Clothing offers some advantages as it provides a modicum of safety from the sun. More recently there are even clothing companies that have made clothes with sunscreen protection in them called a UPF (ultraviolet protection factor)4. This may be a healthy option as just a barrier of protection is being used and nothing is being directly applied to the skin. How effective is this over a longer time depends on the type of clothing one wears a higher UPF rating (like sunscreen) offers a better amount of sun protection4.

Splatting sunscreen on your skin for protection may be more harmful than helpful for some.
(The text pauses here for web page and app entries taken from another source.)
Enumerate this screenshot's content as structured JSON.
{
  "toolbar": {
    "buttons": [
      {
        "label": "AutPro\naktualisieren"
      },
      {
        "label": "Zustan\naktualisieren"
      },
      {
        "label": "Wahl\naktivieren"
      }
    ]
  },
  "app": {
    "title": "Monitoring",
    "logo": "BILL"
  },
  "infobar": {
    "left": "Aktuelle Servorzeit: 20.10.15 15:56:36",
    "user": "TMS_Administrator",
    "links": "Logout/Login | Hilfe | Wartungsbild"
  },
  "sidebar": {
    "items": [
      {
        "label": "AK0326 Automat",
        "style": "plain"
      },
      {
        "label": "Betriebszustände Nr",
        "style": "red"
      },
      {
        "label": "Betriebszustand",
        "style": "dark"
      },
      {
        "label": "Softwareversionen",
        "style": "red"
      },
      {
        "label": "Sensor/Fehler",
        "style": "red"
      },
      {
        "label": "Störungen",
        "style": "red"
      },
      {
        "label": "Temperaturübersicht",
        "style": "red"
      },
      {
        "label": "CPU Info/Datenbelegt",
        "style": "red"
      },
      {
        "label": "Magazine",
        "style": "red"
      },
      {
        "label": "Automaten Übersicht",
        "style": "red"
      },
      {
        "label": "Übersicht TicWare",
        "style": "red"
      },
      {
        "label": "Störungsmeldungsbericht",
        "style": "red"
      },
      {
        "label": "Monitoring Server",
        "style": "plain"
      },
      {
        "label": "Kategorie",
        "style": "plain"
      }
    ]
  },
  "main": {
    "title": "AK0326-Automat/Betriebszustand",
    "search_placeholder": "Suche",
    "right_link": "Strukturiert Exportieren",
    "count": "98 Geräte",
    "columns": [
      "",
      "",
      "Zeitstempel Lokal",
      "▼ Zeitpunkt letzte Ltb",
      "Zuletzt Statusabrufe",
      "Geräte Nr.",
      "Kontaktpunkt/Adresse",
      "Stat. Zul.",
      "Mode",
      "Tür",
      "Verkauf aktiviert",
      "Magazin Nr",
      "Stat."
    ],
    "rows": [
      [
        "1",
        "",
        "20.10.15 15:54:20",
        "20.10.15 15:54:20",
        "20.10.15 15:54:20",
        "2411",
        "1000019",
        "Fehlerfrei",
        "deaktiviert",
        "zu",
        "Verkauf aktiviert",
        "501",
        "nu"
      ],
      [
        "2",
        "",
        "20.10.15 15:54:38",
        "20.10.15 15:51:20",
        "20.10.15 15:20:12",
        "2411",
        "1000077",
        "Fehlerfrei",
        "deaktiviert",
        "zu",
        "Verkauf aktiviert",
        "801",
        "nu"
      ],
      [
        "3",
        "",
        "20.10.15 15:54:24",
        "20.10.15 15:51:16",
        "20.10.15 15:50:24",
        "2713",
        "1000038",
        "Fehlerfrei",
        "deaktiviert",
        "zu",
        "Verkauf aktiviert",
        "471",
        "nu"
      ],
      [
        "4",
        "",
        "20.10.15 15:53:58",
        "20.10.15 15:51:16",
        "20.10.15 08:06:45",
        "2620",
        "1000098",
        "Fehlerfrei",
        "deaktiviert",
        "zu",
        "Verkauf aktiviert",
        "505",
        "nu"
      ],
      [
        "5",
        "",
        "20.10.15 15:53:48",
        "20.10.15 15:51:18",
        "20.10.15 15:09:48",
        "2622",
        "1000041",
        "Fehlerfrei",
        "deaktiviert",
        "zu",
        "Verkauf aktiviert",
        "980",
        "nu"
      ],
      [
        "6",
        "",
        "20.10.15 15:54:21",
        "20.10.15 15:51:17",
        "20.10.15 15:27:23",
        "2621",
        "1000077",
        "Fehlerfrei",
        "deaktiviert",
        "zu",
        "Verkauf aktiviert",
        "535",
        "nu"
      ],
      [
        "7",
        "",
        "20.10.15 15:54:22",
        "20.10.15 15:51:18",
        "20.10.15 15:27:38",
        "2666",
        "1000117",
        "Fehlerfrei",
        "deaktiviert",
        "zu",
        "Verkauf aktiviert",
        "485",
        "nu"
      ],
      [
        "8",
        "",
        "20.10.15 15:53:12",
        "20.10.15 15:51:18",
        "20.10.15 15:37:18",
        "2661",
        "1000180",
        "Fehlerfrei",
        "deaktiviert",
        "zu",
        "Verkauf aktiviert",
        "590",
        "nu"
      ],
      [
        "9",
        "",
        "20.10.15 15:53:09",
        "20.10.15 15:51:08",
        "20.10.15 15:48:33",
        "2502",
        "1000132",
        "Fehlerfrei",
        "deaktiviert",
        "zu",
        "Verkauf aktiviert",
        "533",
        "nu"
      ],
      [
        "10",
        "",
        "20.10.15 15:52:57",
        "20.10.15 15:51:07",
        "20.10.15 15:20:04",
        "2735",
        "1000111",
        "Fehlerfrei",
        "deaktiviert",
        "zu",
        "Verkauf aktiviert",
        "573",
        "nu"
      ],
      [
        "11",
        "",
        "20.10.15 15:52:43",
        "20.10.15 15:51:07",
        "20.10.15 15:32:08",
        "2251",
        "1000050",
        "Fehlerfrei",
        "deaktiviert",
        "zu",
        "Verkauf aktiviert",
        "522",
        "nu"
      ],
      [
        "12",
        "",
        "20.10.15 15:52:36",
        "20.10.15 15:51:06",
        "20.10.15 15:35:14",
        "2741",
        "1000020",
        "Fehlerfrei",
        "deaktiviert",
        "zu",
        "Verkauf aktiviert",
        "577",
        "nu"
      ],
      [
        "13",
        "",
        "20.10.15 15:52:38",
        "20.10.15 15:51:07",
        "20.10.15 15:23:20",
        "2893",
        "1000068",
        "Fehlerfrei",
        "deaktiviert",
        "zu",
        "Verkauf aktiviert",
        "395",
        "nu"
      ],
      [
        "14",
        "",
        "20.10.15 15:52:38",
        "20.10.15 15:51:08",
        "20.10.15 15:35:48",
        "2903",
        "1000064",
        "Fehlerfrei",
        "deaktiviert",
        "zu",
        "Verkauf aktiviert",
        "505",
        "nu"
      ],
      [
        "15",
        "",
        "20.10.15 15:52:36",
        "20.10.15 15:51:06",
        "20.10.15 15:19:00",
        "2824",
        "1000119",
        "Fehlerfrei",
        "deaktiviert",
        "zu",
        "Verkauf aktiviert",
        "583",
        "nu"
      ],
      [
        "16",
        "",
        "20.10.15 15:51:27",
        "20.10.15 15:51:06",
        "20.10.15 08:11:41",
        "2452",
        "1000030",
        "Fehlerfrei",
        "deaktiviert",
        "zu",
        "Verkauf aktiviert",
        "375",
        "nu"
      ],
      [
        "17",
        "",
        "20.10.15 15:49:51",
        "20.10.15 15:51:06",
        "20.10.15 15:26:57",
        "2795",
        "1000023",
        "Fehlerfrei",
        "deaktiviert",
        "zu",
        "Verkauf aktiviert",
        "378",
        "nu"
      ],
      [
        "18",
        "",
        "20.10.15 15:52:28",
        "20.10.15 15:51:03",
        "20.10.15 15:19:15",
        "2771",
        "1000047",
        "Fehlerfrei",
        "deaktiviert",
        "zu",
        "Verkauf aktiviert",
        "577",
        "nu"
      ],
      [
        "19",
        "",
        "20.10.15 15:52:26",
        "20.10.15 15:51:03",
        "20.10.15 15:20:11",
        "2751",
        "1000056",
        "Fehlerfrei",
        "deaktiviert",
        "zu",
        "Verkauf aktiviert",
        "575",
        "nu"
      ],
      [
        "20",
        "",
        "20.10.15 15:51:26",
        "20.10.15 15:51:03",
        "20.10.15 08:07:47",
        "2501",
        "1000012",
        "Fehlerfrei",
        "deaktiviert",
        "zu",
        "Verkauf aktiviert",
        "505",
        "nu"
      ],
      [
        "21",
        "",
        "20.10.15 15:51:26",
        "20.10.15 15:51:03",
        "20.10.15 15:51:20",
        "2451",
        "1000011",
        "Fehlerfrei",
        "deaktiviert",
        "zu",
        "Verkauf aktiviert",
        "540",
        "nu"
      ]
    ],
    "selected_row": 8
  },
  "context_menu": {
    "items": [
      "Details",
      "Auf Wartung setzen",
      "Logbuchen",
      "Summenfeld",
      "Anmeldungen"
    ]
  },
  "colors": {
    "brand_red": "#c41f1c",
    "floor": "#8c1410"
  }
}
In fact one has to ask how safe is sunscreen for humans?
Sunscreen started becoming mainstream around the 1970s and at that time the FDA (Food and Drug Administration) allowed many ingredients into these bottles, however more recently, according to the FDA they only have enough safety information about two ingredients zinc oxide and titanium dioxide5,6,7.
Zinc oxide is insoluble in water and therefore also largely insoluble in biological fluids, this makes sure that the skin absorption is minimal with most penetration occuring only into skin folds and furrows or hair follicles and studies show that the zinc oxide particles do not penetrate down into the viable dermis to any significant extent5. Titanium dioxide is also mostly insoluble in water and in biological fluids and prevents skin absorption5.

Another potential drawback to sunscreen is the lack of vitamin D synthesis in the body from sunlight1,2,3. If one is using efficient and more effective sunscreen this prevents Vitamin D synthesis from occurring raising the question how can one safely get Vitamin D from the sun or can they1,2,3 ?

Potential options to consider next time you are heading into the sun is to get FDA approved sunscreens, protective clothing, limiting exposure enough to get some Vitamin D, but not so much that one gets burned8.

References:

  1. https://www.ncbi.nlm.nih.gov/pubmed/25207381 Opens in new window
  2. https://www.ncbi.nlm.nih.gov/pubmed/21410663 Opens in new window © 2011 The Authors. BJD © 2011 British Association of Dermatologists 2011. Skin Pharmacol Physiol. 2005 Nov-Dec;18(6):253-62. Epub 2005 Aug 19.
  3. https://www.ncbi.nlm.nih.gov/pubmed/25207381 Opens in new window Vitamin D
  4. https://www.rd.com/health/wellness/sun-protective-clothing/ Opens in new window
  5. https://www.federalregister.gov/documents/2019/02/26/2019-03019/sunscreen-drug-products-for-over-the-counter-human-use Opens in new window
  6. https://www.ewg.org/sunscreen/report/the-trouble-with-sunscreen-chemicals/ Opens in new window
  7. https://www.fda.gov/news-events/fda-voices-perspectives-fda-leadership-and-experts/shedding-new-light-sunscreen-absorption Opens in new window
  8. https://www.ncbi.nlm.nih.gov/pubmed/26547141 Opens in new window